5 key activities that CWOs can positively impact operations by:
- Playing a critical role in optimising the organisational response to workplace well-being during a crisis. Informing the leadership team about which support services are available and which may require development or augmentation to address the well-being of HCWs. Ensuring bidirectional, clear, and transparent communication between HCWs and leadership.
- Ensuring immediate support, advice, and consultation as needed to address the changing needs of the workforce during a crisis.
- Acting to integrate, augment, amplify, and coordinate all support services and wellness resources of various entities across the organisation.
- Helping to guide and increase the effectiveness of frontline and executive leaders.
- Facilitating the recovery phase of healing and rebuilding with the resolution of the crisis.
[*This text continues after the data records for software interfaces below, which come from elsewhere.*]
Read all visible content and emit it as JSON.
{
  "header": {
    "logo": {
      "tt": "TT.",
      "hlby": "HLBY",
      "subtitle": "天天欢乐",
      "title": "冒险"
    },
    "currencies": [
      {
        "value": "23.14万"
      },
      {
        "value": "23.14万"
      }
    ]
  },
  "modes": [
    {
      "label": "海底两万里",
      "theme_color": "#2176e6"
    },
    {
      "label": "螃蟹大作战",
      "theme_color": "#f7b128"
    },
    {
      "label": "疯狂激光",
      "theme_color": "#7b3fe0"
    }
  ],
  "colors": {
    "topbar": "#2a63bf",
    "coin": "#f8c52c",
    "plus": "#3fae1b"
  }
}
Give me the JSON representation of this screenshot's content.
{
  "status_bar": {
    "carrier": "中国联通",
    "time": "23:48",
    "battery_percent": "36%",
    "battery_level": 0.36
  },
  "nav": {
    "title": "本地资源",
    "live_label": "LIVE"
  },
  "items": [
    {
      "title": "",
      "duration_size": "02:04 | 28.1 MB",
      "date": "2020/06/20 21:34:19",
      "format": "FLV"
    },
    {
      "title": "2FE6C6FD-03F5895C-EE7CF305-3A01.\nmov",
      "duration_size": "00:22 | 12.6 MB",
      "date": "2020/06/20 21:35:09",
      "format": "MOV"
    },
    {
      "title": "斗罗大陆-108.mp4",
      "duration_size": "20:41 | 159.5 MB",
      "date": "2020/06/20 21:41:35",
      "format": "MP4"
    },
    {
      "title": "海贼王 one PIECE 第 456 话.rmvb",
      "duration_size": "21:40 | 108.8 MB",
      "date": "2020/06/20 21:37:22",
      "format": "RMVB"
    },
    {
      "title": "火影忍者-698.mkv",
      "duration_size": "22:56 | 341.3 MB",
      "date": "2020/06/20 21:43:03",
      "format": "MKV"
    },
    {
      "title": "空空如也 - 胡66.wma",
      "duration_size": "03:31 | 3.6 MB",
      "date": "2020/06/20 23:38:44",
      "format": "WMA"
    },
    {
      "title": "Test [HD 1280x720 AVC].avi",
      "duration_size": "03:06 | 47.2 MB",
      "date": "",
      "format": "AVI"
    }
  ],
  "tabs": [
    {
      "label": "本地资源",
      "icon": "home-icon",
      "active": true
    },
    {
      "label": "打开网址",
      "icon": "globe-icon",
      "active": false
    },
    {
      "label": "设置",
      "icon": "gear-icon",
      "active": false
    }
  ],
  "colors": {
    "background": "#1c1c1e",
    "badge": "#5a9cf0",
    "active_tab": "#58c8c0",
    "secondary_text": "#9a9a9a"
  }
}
During the pandemic, authors said they relied on resources and infrastructure already in place for their health systems' disaster preparedness for workforce wellbeing. They also increased psychological support at their organisations, including expanded access to virtual peer support, mental health hotlines and individual counselling. Chief wellness officers can play a key role during crises by ensuring workers' well-being remains central to operating plans at their organisation, the authors said. They recommended health systems incorporate attention to the wellbeing of the workforce into emergency management protocols.